Changing the culture.
This is the main goal of prevention work being done on campus. It can be a tall order when trying to connect with students on nuanced topics like bystander intervention and consent. Assistant Director of Interpersonal Violence Prevention and Advocacy Viviane Linos saw the need for a student-led program and began the work to form a peer education group just months after joining the Counseling and Psychological Services team.
Throughout her interpersonal violence prevention career, Linos has seen the many benefits of a peer education group. "I feel it's the best way to meet students where they're at and actually work towards changing the culture," said Linos.
Aside from seeing the benefits in real time, peer education is also a national best practice and continues to be a successful strategy in the Student Affairs community nationwide.
Linos started setting the groundwork for a PPEP group in fall of 2022. Through an ICAN mini-grant, Linos built the program and recruited six students to be the first members of its cohort. In November, these students went through a seven-week training before they engaged with other Jaguars on prevention education topics.
How PPEP is positively impacting our campus community
The mission of this peer education group is to:
- Promote healthy social norms on campus.
- Make campus a safer place.
- Equip students to be educators through tabling, events, workshops and presentations.
- Facilitate conversation between peers.
- Be involved in program planning.
In order to achieve this throughout the spring semester, PPEP members reached 540 students by facilitating events like the Clothesline Project, planning programs for Sexual Assault Awareness Month and collaborating with student organizations. Just in April, Black Student Union and PPEP partnered to create a space for open discussion about sexual violence in the Black community.
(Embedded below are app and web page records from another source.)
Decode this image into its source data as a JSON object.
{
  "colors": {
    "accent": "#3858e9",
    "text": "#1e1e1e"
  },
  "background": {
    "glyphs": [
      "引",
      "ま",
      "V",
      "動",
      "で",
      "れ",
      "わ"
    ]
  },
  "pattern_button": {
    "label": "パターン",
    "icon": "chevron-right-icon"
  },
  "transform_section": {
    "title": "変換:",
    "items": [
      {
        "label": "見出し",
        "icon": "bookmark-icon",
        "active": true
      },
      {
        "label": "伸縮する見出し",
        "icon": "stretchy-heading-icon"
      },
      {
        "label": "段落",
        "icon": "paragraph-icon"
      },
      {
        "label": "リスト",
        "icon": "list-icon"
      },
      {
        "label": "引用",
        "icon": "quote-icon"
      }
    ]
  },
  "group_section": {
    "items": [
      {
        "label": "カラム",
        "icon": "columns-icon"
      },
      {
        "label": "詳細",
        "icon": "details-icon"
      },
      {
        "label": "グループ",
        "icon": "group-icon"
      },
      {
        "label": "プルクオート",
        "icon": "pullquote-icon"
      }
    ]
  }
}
Student Affairs also recognized PPEP’s hard work by awarding Linos, her team and the students with Best Initiative/Service at the division’s end-of-year awards ceremony.
The future of PPEP
With such a strong foundation in place, Linos is excited to see how PPEP continues to grow. For the fall, PPEP will see an increase in its number of cohorts, with four returning members and six new members.
Due to increased interest in mental health topics and access to mental health experts within CAPS, PPEP will expand to include mental health prevention and stigma reduction efforts into the overall culture change mission. The group is excited to grow its advisor team by welcoming Brittany Snyder, assistant director of mental health outreach, and Maddie Folta, prevention education specialist.
"We invite students who don't have a lot of knowledge around these topics, but have a passion and want to learn more. And we're utilizing this program to not just educate and engage with our community, but to also develop the students who are in the program in a leadership capacity," said Linos.
"They can take this experience with them outside of IUPUI and continue to impact our community in positive ways."
Hear what inspired students to join PPEP
"After personally experiencing violence in an interpersonal relationship and then receiving support from CAPS, I loved the opportunity to educate my peers on the resources available to them."
"'I want to make the world a better place' is a cookie cutter answer, but it's true. And the root of it is I never know where to put my foot in the door. PPEP is the perfect opportunity to get access to resources and connections that I can help my community with. As one person, I can only do so much, but as a team, we can all do so much more."
"I want to help my peers know more about themselves. Too many students sit silently facing discrimination and oppression and if I can help even one person become educated on these issues, then I'd feel like I helped to make a change."